Jaxon Rollins

What it actually means.

The right of the people to be secure in their persons, houses, papers, and effects, against unreasonable searches and seizures, shall not be violated, and no warrants shall issue, but upon probable cause, supported by oath or affirmation, and particularly describing the place to be searched, and the persons or things to be seized.

Court case.

A police officer witnessed three men pacing in front of a jewelry store and suspected that a robbery was being planned. He approached the men and identified himself, then performed frisks of defendants Chilton and Terry and discovered illegal concealed weapons. Defendants were convicted and appealed, claiming that the frisk violated their Fourth Amendment right against unlawful searches and seizures.

The Supreme Court upheld the conviction, finding that when a law enforcement officer has "reasonable grounds" for suspecting that a criminal suspect may be armed, he may pat down the outer layer of the suspect's clothing for weapons. The ruling held that the Fourth Amendment protection against unreasonable searches and seizures is not violated when a pat down is performed based on reasonable suspicion for the purpose of ensuring officer safety.

My Own Court Case

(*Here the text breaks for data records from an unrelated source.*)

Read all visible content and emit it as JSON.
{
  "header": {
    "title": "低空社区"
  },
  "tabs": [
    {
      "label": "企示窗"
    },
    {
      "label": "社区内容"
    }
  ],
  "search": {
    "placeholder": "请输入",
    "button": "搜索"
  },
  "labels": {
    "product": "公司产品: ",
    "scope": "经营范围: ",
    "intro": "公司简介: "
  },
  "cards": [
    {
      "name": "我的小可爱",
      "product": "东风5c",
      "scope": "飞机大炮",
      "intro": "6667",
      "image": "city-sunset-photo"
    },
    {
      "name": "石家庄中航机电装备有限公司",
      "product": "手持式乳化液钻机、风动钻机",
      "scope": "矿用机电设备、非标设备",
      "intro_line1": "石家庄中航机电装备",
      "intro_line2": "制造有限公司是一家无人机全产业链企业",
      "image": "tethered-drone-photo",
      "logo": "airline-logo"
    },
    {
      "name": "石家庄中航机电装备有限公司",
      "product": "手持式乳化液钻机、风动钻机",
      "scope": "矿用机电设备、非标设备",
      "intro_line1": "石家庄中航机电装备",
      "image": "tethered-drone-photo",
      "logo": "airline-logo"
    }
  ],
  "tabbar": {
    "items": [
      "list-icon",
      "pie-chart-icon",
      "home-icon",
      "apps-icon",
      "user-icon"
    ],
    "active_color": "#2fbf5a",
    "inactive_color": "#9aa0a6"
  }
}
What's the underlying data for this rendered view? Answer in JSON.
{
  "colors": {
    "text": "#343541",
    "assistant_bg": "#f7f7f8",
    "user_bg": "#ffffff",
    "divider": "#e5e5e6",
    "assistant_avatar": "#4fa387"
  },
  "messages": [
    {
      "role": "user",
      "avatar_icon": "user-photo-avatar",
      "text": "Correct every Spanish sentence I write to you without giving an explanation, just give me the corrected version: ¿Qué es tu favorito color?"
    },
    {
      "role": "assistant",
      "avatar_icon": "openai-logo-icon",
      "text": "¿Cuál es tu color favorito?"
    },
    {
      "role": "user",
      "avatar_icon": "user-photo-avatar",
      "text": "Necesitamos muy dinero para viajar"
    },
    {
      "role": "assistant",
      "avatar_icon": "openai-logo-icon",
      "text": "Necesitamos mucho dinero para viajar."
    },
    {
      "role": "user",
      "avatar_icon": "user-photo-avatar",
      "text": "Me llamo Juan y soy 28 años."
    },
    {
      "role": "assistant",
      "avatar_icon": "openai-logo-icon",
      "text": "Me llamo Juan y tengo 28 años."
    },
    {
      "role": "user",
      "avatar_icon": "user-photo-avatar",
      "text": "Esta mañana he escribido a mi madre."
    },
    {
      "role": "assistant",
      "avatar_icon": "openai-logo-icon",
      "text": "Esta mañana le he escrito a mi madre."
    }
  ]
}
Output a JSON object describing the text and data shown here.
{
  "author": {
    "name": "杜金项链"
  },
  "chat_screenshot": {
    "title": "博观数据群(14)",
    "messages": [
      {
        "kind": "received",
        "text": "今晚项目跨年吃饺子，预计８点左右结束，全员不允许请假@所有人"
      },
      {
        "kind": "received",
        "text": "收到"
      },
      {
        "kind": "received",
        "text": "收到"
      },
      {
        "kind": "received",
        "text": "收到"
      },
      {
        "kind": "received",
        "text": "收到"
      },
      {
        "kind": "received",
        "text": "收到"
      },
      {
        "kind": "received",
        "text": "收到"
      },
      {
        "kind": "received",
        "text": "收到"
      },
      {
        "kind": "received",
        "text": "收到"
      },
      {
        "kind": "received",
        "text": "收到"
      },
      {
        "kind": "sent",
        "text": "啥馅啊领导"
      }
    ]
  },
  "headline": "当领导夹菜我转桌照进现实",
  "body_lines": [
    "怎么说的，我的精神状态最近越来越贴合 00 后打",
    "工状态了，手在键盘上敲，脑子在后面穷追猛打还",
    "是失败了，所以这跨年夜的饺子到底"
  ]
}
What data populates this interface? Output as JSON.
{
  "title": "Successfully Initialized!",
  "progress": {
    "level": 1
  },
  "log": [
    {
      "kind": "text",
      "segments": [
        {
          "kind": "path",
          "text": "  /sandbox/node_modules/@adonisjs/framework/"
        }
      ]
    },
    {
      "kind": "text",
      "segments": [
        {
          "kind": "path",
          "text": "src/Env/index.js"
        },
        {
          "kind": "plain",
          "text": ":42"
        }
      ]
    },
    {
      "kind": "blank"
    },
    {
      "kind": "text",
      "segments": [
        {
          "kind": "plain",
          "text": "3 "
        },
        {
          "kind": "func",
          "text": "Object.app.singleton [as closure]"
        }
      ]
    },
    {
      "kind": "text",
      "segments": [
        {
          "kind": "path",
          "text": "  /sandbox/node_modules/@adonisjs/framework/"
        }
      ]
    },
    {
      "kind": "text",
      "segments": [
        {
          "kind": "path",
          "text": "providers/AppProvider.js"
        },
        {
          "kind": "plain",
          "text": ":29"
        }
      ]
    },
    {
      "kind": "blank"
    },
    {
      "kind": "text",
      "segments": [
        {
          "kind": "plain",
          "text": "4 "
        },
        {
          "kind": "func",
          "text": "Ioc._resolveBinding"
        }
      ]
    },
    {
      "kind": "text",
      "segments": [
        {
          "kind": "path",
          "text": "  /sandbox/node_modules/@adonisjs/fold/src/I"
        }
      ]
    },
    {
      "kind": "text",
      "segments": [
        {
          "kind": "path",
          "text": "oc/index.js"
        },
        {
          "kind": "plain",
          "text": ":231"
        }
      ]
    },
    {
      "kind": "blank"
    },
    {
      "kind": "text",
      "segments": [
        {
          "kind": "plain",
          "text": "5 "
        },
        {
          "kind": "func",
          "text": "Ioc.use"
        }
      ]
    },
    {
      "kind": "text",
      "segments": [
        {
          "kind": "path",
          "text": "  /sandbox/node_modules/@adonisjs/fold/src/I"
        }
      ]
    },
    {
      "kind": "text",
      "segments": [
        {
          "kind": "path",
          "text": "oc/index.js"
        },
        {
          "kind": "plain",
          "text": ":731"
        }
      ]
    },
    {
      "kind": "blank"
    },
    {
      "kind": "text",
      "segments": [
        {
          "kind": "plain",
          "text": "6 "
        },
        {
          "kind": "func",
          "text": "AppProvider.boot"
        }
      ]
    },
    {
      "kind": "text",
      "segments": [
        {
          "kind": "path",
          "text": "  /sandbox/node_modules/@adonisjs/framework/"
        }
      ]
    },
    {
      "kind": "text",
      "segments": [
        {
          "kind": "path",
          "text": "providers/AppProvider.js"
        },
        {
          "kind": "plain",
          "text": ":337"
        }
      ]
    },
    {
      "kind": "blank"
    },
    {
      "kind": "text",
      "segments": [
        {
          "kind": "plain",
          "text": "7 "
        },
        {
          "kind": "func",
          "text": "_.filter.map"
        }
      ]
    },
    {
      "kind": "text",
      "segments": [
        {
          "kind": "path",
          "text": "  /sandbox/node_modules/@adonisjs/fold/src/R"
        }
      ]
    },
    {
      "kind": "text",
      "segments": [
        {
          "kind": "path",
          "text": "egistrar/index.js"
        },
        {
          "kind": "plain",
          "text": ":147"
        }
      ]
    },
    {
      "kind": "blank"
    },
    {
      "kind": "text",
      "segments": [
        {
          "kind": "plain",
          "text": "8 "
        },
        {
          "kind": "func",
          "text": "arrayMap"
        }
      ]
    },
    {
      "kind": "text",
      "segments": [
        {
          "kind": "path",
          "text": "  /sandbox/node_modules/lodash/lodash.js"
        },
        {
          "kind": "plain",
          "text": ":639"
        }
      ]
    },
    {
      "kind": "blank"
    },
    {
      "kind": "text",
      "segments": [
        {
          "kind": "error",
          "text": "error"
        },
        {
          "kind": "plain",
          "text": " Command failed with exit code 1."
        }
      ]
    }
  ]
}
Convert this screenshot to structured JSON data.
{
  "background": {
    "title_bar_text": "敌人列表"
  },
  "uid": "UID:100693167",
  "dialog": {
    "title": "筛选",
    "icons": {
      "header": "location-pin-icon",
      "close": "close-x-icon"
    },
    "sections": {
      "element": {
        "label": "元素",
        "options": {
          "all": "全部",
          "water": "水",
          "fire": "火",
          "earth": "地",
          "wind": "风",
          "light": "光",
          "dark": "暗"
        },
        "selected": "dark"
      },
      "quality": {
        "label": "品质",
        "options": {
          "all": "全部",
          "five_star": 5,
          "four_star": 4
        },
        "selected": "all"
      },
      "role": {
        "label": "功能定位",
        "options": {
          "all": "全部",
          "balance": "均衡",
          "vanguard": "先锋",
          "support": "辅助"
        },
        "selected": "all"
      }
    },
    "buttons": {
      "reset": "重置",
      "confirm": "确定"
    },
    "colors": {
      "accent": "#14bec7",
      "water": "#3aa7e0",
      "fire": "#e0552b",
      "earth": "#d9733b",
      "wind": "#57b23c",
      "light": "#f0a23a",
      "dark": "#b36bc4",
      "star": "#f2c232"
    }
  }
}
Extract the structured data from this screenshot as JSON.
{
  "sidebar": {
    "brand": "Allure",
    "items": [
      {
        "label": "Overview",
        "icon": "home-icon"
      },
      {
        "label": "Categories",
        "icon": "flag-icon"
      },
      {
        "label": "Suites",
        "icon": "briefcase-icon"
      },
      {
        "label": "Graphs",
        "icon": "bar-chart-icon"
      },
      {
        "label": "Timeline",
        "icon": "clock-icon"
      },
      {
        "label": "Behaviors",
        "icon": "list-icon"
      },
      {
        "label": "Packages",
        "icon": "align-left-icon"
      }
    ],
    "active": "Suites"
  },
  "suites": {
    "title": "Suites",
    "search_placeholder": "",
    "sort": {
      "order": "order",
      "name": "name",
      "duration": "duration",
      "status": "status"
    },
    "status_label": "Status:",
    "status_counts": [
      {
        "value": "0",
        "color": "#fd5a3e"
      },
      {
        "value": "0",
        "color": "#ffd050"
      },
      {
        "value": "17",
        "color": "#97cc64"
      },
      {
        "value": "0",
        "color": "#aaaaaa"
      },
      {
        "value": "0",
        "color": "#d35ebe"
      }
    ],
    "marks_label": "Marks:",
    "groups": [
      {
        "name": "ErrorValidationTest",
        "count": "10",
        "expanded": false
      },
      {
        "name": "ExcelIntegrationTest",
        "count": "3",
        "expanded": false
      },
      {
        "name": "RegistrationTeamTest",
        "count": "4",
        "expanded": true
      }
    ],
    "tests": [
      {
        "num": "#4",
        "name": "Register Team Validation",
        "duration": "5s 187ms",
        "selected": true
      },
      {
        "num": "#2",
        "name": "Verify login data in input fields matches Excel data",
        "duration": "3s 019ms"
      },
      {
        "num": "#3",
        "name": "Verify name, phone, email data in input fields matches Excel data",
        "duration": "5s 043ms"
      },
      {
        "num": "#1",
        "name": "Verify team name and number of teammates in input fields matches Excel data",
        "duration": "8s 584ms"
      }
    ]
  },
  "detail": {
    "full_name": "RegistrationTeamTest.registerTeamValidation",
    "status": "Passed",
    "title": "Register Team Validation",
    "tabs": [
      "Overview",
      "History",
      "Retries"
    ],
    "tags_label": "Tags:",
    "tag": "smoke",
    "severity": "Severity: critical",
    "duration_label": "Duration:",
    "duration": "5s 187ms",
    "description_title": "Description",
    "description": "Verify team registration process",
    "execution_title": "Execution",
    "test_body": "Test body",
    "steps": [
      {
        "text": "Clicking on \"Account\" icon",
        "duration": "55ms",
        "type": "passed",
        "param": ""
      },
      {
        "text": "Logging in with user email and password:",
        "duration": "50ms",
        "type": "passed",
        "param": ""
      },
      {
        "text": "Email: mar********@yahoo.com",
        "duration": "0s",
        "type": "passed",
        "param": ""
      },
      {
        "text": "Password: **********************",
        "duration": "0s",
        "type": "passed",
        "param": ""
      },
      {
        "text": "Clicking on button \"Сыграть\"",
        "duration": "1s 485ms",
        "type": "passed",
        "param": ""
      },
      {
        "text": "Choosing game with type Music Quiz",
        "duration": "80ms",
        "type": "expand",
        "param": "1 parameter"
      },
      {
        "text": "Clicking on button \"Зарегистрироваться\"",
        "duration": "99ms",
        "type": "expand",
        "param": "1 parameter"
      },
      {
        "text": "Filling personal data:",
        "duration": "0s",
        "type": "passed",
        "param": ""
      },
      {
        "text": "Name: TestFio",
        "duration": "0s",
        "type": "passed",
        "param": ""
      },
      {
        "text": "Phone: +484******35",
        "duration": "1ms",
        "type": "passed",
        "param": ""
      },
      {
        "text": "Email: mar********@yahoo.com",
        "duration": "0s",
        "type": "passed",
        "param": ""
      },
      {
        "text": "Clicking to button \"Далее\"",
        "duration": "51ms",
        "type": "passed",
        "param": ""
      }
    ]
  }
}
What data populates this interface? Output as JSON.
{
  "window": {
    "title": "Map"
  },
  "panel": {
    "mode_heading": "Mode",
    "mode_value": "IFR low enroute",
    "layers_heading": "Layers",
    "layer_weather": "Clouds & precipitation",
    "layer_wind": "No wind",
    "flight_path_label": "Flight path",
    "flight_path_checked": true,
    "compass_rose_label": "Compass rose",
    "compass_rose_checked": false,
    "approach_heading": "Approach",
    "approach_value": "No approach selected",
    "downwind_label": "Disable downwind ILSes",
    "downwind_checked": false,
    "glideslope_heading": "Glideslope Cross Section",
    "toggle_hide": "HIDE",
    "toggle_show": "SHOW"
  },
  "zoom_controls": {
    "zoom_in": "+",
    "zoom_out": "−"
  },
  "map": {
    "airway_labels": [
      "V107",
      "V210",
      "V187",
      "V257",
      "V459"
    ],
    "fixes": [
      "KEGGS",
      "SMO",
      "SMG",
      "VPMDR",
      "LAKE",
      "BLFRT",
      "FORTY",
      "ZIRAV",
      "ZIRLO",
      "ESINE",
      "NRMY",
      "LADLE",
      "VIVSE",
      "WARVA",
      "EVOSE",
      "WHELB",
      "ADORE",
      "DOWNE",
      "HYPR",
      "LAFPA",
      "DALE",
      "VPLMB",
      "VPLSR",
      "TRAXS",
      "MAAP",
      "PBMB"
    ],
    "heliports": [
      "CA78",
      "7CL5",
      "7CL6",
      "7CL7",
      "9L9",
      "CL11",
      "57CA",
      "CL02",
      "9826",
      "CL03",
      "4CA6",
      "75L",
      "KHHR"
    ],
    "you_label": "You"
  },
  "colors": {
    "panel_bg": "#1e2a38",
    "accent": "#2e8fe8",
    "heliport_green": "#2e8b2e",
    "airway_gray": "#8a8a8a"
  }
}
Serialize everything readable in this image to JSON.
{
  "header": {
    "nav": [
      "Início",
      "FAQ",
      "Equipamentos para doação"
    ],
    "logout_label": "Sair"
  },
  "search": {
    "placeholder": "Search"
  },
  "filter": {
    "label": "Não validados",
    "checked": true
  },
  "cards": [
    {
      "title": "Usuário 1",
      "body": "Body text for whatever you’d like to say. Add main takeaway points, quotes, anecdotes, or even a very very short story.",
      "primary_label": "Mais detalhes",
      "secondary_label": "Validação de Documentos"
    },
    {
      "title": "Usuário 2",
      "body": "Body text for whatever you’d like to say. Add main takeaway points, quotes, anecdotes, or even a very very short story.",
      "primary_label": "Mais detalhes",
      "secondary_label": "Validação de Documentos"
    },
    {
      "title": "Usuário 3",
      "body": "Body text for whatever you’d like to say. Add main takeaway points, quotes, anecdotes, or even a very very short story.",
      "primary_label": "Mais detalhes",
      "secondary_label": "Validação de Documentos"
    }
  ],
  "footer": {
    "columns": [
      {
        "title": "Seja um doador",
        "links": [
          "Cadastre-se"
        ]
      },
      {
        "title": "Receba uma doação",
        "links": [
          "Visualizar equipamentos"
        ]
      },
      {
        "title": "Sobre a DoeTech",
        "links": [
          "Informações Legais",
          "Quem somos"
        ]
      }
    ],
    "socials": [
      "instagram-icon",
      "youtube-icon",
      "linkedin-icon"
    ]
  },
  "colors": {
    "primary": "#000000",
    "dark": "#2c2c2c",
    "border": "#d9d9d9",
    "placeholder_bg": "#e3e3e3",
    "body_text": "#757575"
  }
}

Officer Brown saw two black males walking in front of a gas station. He thought that they were attempting to rob it. He asked them to allowed to be searched. He found two illegal weapons, and the men started to protest. The claimed that their right for searches was being violated and they were both arrested. They went to court and the judge said that the officer had "reason" for searching, since the men looked suspicious.